Your output should be every line below, copied exactly.
::: Records provided
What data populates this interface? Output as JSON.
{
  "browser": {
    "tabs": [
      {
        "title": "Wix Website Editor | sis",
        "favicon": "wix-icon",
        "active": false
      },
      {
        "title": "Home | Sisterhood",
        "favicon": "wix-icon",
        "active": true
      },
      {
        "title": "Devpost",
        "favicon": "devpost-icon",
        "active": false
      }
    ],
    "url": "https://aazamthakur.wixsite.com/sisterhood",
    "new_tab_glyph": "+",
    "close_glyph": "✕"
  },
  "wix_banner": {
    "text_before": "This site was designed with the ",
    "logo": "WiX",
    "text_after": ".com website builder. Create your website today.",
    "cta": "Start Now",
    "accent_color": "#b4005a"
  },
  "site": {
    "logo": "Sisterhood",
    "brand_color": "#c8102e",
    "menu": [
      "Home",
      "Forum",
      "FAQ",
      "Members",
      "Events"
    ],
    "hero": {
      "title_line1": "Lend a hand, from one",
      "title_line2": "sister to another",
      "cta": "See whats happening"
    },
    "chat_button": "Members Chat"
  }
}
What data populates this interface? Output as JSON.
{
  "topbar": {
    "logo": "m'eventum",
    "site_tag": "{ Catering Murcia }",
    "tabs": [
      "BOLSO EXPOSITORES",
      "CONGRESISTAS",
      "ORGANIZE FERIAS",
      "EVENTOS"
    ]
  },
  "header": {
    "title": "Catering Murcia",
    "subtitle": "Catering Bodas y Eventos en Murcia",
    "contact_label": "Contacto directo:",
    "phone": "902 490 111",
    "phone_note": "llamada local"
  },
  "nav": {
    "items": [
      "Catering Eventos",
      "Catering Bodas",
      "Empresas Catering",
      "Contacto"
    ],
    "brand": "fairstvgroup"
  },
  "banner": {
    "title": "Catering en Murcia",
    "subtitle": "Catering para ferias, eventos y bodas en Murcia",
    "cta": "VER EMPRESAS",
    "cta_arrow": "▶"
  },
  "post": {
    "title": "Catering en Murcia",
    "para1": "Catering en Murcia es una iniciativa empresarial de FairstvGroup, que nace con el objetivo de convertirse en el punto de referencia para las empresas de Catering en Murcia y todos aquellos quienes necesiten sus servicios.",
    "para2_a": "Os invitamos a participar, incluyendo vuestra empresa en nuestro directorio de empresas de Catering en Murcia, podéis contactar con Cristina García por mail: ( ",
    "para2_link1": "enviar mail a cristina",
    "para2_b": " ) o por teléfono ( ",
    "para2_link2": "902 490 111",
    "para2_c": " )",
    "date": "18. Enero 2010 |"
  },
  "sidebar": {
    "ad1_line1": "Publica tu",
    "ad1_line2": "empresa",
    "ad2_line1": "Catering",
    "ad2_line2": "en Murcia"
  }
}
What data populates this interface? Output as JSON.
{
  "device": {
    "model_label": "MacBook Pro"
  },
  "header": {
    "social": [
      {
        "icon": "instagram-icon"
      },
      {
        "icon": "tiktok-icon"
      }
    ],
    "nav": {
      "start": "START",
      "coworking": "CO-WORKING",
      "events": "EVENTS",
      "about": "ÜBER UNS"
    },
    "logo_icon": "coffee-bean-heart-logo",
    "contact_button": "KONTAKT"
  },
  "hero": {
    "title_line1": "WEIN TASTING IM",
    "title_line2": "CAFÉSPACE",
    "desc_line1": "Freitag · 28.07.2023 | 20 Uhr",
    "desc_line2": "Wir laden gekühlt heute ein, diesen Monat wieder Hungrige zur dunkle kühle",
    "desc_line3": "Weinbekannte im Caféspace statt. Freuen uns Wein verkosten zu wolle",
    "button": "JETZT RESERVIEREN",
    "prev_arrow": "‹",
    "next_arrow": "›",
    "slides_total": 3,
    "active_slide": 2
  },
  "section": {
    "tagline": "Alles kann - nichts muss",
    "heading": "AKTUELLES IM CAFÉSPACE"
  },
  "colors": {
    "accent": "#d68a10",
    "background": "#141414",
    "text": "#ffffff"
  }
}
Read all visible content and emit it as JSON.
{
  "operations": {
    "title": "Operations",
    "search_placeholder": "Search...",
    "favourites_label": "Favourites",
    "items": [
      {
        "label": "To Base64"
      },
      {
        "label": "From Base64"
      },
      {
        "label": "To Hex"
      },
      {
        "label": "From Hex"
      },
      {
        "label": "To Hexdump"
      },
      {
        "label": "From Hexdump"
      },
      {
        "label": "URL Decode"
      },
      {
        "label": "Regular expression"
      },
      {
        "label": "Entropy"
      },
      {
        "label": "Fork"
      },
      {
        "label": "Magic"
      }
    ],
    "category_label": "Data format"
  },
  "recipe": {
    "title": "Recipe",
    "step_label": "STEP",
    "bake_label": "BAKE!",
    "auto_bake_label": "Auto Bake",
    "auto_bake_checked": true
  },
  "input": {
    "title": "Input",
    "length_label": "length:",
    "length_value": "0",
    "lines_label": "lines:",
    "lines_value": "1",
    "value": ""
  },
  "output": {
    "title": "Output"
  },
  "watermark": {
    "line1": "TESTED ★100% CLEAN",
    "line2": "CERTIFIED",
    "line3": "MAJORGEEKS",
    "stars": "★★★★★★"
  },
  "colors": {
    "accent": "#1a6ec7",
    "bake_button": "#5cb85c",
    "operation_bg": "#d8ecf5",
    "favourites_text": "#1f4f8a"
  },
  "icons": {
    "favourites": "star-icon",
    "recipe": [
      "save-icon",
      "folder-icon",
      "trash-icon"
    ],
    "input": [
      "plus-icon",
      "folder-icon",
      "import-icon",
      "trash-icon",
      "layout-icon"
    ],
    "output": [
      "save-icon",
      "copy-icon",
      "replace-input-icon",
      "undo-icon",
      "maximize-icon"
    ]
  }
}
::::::
## Solution to this problem:
What data populates this interface? Output as JSON.
{
  "browser": {
    "tabs": [
      {
        "title": "Wix Website Editor | sis",
        "favicon": "wix-icon",
        "active": false
      },
      {
        "title": "Home | Sisterhood",
        "favicon": "wix-icon",
        "active": true
      },
      {
        "title": "Devpost",
        "favicon": "devpost-icon",
        "active": false
      }
    ],
    "url": "https://aazamthakur.wixsite.com/sisterhood",
    "new_tab_glyph": "+",
    "close_glyph": "✕"
  },
  "wix_banner": {
    "text_before": "This site was designed with the ",
    "logo": "WiX",
    "text_after": ".com website builder. Create your website today.",
    "cta": "Start Now",
    "accent_color": "#b4005a"
  },
  "site": {
    "logo": "Sisterhood",
    "brand_color": "#c8102e",
    "menu": [
      "Home",
      "Forum",
      "FAQ",
      "Members",
      "Events"
    ],
    "hero": {
      "title_line1": "Lend a hand, from one",
      "title_line2": "sister to another",
      "cta": "See whats happening"
    },
    "chat_button": "Members Chat"
  }
}
What data populates this interface? Output as JSON.
{
  "topbar": {
    "logo": "m'eventum",
    "site_tag": "{ Catering Murcia }",
    "tabs": [
      "BOLSO EXPOSITORES",
      "CONGRESISTAS",
      "ORGANIZE FERIAS",
      "EVENTOS"
    ]
  },
  "header": {
    "title": "Catering Murcia",
    "subtitle": "Catering Bodas y Eventos en Murcia",
    "contact_label": "Contacto directo:",
    "phone": "902 490 111",
    "phone_note": "llamada local"
  },
  "nav": {
    "items": [
      "Catering Eventos",
      "Catering Bodas",
      "Empresas Catering",
      "Contacto"
    ],
    "brand": "fairstvgroup"
  },
  "banner": {
    "title": "Catering en Murcia",
    "subtitle": "Catering para ferias, eventos y bodas en Murcia",
    "cta": "VER EMPRESAS",
    "cta_arrow": "▶"
  },
  "post": {
    "title": "Catering en Murcia",
    "para1": "Catering en Murcia es una iniciativa empresarial de FairstvGroup, que nace con el objetivo de convertirse en el punto de referencia para las empresas de Catering en Murcia y todos aquellos quienes necesiten sus servicios.",
    "para2_a": "Os invitamos a participar, incluyendo vuestra empresa en nuestro directorio de empresas de Catering en Murcia, podéis contactar con Cristina García por mail: ( ",
    "para2_link1": "enviar mail a cristina",
    "para2_b": " ) o por teléfono ( ",
    "para2_link2": "902 490 111",
    "para2_c": " )",
    "date": "18. Enero 2010 |"
  },
  "sidebar": {
    "ad1_line1": "Publica tu",
    "ad1_line2": "empresa",
    "ad2_line1": "Catering",
    "ad2_line2": "en Murcia"
  }
}
What data populates this interface? Output as JSON.
{
  "device": {
    "model_label": "MacBook Pro"
  },
  "header": {
    "social": [
      {
        "icon": "instagram-icon"
      },
      {
        "icon": "tiktok-icon"
      }
    ],
    "nav": {
      "start": "START",
      "coworking": "CO-WORKING",
      "events": "EVENTS",
      "about": "ÜBER UNS"
    },
    "logo_icon": "coffee-bean-heart-logo",
    "contact_button": "KONTAKT"
  },
  "hero": {
    "title_line1": "WEIN TASTING IM",
    "title_line2": "CAFÉSPACE",
    "desc_line1": "Freitag · 28.07.2023 | 20 Uhr",
    "desc_line2": "Wir laden gekühlt heute ein, diesen Monat wieder Hungrige zur dunkle kühle",
    "desc_line3": "Weinbekannte im Caféspace statt. Freuen uns Wein verkosten zu wolle",
    "button": "JETZT RESERVIEREN",
    "prev_arrow": "‹",
    "next_arrow": "›",
    "slides_total": 3,
    "active_slide": 2
  },
  "section": {
    "tagline": "Alles kann - nichts muss",
    "heading": "AKTUELLES IM CAFÉSPACE"
  },
  "colors": {
    "accent": "#d68a10",
    "background": "#141414",
    "text": "#ffffff"
  }
}
Read all visible content and emit it as JSON.
{
  "operations": {
    "title": "Operations",
    "search_placeholder": "Search...",
    "favourites_label": "Favourites",
    "items": [
      {
        "label": "To Base64"
      },
      {
        "label": "From Base64"
      },
      {
        "label": "To Hex"
      },
      {
        "label": "From Hex"
      },
      {
        "label": "To Hexdump"
      },
      {
        "label": "From Hexdump"
      },
      {
        "label": "URL Decode"
      },
      {
        "label": "Regular expression"
      },
      {
        "label": "Entropy"
      },
      {
        "label": "Fork"
      },
      {
        "label": "Magic"
      }
    ],
    "category_label": "Data format"
  },
  "recipe": {
    "title": "Recipe",
    "step_label": "STEP",
    "bake_label": "BAKE!",
    "auto_bake_label": "Auto Bake",
    "auto_bake_checked": true
  },
  "input": {
    "title": "Input",
    "length_label": "length:",
    "length_value": "0",
    "lines_label": "lines:",
    "lines_value": "1",
    "value": ""
  },
  "output": {
    "title": "Output"
  },
  "watermark": {
    "line1": "TESTED ★100% CLEAN",
    "line2": "CERTIFIED",
    "line3": "MAJORGEEKS",
    "stars": "★★★★★★"
  },
  "colors": {
    "accent": "#1a6ec7",
    "bake_button": "#5cb85c",
    "operation_bg": "#d8ecf5",
    "favourites_text": "#1f4f8a"
  },
  "icons": {
    "favourites": "star-icon",
    "recipe": [
      "save-icon",
      "folder-icon",
      "trash-icon"
    ],
    "input": [
      "plus-icon",
      "folder-icon",
      "import-icon",
      "trash-icon",
      "layout-icon"
    ],
    "output": [
      "save-icon",
      "copy-icon",
      "replace-input-icon",
      "undo-icon",
      "maximize-icon"
    ]
  }
}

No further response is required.